In my Nov. 22 column in The Japan Times, I reported that wearing masks in public has become completely normal in Japan, and promised to write here about the mysterious phenomenon of perfectly healthy people wearing masks. As I explained in the article, some of the hale and hardy wear masks to dodge other people’s germs. Some like masks because they keep their face cozy warm. And still others gobble gauze to maintain a measure of anonymity in a crowded society. But the weirdest reason yet is someone who wears a mask because they think it makes them more attractive.

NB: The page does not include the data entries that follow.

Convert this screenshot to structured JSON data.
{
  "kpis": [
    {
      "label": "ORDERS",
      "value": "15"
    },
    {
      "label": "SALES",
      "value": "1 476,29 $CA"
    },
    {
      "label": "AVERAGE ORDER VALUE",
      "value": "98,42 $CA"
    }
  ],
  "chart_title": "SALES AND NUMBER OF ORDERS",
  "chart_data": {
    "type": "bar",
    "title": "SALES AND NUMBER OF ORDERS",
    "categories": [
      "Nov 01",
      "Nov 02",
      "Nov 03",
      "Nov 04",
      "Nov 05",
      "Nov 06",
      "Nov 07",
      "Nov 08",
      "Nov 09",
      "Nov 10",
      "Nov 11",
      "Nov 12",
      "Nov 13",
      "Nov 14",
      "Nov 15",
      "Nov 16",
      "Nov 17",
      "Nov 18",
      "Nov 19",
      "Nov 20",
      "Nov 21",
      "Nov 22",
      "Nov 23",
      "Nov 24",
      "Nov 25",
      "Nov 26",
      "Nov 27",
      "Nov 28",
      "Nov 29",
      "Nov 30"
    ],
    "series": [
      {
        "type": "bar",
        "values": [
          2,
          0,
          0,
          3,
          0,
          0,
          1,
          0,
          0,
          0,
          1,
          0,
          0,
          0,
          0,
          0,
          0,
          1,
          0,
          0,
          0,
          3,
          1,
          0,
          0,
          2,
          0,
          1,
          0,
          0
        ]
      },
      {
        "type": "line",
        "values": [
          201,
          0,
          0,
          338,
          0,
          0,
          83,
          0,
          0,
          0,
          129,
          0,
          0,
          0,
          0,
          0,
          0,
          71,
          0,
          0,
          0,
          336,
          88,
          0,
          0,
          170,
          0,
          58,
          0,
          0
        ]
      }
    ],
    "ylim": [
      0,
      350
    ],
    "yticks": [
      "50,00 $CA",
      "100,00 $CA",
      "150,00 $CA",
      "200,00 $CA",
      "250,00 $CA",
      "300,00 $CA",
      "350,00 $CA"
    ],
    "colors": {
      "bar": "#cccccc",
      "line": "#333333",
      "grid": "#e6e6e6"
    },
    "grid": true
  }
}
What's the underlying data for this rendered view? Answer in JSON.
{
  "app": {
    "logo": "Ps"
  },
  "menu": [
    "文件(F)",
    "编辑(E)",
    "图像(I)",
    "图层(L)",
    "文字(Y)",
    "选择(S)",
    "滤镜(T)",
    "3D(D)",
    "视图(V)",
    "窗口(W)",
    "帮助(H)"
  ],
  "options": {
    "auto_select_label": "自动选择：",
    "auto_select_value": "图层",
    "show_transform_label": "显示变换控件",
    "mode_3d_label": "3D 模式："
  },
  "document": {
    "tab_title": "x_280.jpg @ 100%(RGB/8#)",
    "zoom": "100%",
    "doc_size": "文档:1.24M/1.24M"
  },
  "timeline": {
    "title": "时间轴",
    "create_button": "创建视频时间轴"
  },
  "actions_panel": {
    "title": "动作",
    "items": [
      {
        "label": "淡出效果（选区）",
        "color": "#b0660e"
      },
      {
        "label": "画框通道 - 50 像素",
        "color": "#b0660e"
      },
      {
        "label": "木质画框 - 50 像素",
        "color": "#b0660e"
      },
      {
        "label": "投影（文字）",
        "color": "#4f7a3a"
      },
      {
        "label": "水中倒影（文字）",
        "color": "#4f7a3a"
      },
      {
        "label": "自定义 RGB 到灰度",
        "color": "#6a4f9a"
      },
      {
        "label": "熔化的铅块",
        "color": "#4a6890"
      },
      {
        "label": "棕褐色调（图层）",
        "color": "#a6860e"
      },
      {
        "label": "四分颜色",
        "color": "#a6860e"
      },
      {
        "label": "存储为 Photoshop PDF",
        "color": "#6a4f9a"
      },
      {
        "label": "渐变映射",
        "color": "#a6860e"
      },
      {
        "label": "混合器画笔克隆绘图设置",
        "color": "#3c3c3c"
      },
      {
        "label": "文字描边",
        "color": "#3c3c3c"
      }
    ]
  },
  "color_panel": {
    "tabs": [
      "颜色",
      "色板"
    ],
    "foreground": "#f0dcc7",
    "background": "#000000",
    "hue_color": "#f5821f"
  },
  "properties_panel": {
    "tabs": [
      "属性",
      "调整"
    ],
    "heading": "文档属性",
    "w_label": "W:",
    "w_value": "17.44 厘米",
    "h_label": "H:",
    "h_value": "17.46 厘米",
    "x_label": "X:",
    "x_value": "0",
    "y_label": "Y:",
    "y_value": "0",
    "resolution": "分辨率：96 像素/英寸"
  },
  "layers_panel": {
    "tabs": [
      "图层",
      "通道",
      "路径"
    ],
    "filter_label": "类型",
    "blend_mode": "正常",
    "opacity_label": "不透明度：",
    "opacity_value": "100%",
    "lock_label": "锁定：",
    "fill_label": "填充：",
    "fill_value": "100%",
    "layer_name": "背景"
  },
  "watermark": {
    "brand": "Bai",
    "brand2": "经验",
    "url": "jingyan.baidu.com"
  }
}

Yeah. And it’s called date masuku. Not “date” as in a romantic appointment but date, pronounced “dah-tey.” The entymology is actually interesting, and I’ll get to that in a minute. But first, do you remember a few years back when it became fashionable to wear big, monster glasses? These specs had nothing to do with correcting vision and everything to do with style. Well, guess what they were called? Yup — date megane. Supposedly they made the wearer look more intelligent. Hmm. I wonder.
But there’s that “dah-tey” word again. In kanji, it’s written as 伊達, which the handy-dandy online J-E dictionary Denshi Jisho defines as:
|1: elegance; dandyism; sophistication; having style;
2: affectation; showing off; putting on an air; appearances; just for show
History buffs will recognize those characters as the same used by Date Masamune, 伊達 政宗 ,the legendary warrior and leader who lived from 1567 until 1636 . The story goes that Masamune’s men were a bunch of dandy dressers, and that’s how “date” came to mean “showy” but that’s probably an example of kanji being added after the fact to a phrase with the same sounds).
In any case, now we’ve got date masuku だでマスク、伊達マスク too, and it’s a full-fledged fashion trend as witnessed by a multitude of coverage on Japanese TV.
The text on-screen reads masuku de jibun o apīru date masuku (“Showing off her charms with a just-for-show mask!”). There’s even a beauty contest for women wearing masks.
Moving right along, there was one last topic I promised to cover: does the Japanese government recommend wearing masks? You betcha! (Although thankfully only for health and hygiene.) On a national government PR webpage on flu prevention, for example, consumers are encouraged to wear masks along with other preventative measures such as frequent hand-washing, getting flu shots and avoiding crowded places. It cautions that masks that gap at the nose or chin will not be effective, and that used masks should be disposed of quickly rather than be left lying around.
I would offer more examples but I’m not feeling too hot just now. In fact, I may be coming down with something. Which means I’d better break out the masks.
(Many thanks to model Anna Nakahara 中原杏奈 for the use of her image above.)